R

HC

1

ln

1 R 1 P

HC

P

UN

)

(

UN

(

)

(

T

MX,,in

T

MX,out

)

=

1

R

HC

1

ln

1 R 1 P

HC

P

UN

)

(

UN

(

)

Δ

T

MX

(28)

Notice that the LMTD has now been expressed as a function of the temperature change for the mixed fluid. The temperature difference ratio R HC used in Equation (28) is

R

HC

=

T

MX,,in

T

MX,out

=

&

C

UN

=

1

T

UN,out

T

UN,in

&

C

MX

φ

MX

To evaluate the desired F G , first introduce the heat rate for the mixed fluid into the defining Equation (26), which has been solved for F G , so

F

G

=

&

Q

ex

(

)

UA LMTD

=

C &

MX

Δ

T

MX

(

)

UA LMTD

=

Δ

T

MX

(NTU )LMTD

MX

(29)

Since the LMTD has already been written in terms of the temperature change for the mixed fluid, one may write

F =

G

&

Q

ex

(

)

UA LMTD

=

C &

MX

Δ T

MX

(

)

UA LMTD

=

ln

1 R 1 P

HC

P

UN

)

(

UN

(

)

(

NTU

MX

)

1

R

HC

1

(30)

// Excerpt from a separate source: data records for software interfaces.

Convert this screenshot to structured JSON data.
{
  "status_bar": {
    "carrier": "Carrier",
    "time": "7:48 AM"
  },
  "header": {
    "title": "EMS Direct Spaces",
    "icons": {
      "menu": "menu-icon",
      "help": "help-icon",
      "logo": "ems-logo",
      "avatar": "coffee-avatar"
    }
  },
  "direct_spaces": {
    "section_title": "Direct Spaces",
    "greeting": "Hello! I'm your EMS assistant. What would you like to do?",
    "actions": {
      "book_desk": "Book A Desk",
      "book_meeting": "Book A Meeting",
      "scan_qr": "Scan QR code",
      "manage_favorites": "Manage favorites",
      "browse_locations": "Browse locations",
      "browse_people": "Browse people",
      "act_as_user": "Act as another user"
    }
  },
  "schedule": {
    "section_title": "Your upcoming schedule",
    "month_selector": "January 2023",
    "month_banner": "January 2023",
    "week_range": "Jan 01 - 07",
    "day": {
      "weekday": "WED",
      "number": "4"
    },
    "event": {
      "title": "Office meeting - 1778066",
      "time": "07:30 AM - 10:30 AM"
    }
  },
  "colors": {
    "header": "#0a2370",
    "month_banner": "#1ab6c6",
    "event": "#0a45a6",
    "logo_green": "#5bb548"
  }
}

The preceding has the odd appearance of being a general solution for the F G ; however, NTU MX or equivalent data are required to apply this equation to a particular geometry. In this case it is first necessary to solve Equation (10) for

(31)

ε

L

= − ln 1 P

UN

R

HC

(

(

))
))

R

HC

Then the required NTU MX is

NTU

MX

(

= −R ln 1 ε

HC

L

)

(32)

The F G can then be plotted in the usual fashion as shown in Figure 4. This familiar figure was produced by an Excel workbook available from the author.

It is obviously desirable to present both the effectiveness and LMTD methods. Both methods are needed since most practitioners and students find the effectiveness method more convenient for performance analysis and simulation, while the LMTD method seems handy for simple sizing.

CLOSURE

As seen above, analysis by either of three distinct methods can develop performance and sizing tools for the cross flow exchanger and other types. The analysis of the cross flow exchanger is straightforward but worthy of classroom time particularly since the design and analysis charts can easily be misinterpreted. The most common results are the effectiveness and NTU methods. These methods are seen to be equivalent. Indeed in this paper, the LMTD presentation is derived from the effectiveness results. The mean temperature method was also exhibited. This method seems to be nearly obsolete, but it could be useful perhaps for summarizing numerical results.

2006 ASEE Southeast Section Conference

Combined with conventional presentations for shell and tube exchangers, a presentation such as the one
Combined with conventional presentations for shell and tube exchangers, a presentation such as the one
developed herein should fit the needs of most undergraduates. Indeed it has been successfully presented during two
one-semester energy systems courses.
1.0
R HC = ΔT MX /ΔT UN = 0.2
0.9
R HC = 0.4
0.8
R HC = 0.6
0.7
R HC = 0.8
0.6
R HC = 1.0
0.5
R HC = 1.5
0.4
R HC = 2.0
0.3
R HC = 3.0
0.2
R HC = 4.0
0.1
0.0
0.0
0.1
0.2
0.3
0.4
0.5
0.6
0.7
0.8
0.9
1.0
F G
.

P UN = ΔT UN /ΔT MAX

.

Figure 4. Geometric Correction Factor for Heat transfer in a Cross Flow Exchanger with only one Fluid Mixed MX refers to mixed fluid, and UN refers to unmixed fluid.

REFERENCES

[1]

Kays, W. M. and A. L. London, Compact Heat Exchangers, McGraw-Hill, New York, 1964.

[2]

London, A. L. and R. A. Seban, “A Generalization of the Methods of Heat Exchanger Analysis”, TR No. NTU-1, Mechanical Engineering Department, Stanford University, Stanford CA, Jan 1942, also available in International Journal of Heat and Mass Transfer, Vol 23, pp 5-16, 1980.

[3]

Smith, D. M., “Mean Temperature Difference in Cross Flow”, Engineering, pp. 479-481 and 606-608, 1934.

Sheldon M. Jeter Sheldon Jeter is Associate Professor of Mechanical Engineering at the George W. Woodruff School of Mechanical Engineering at Georgia Tech. He has degrees from Clemson University, the University of Florida, and Georgia Tech. He has been on the academic faculty at Georgia Tech since 1979. His research interests are thermodynamics, experimental engineering, heat and mass transfer, solar energy, and general energy systems.

2006 ASEE Southeast Section Conference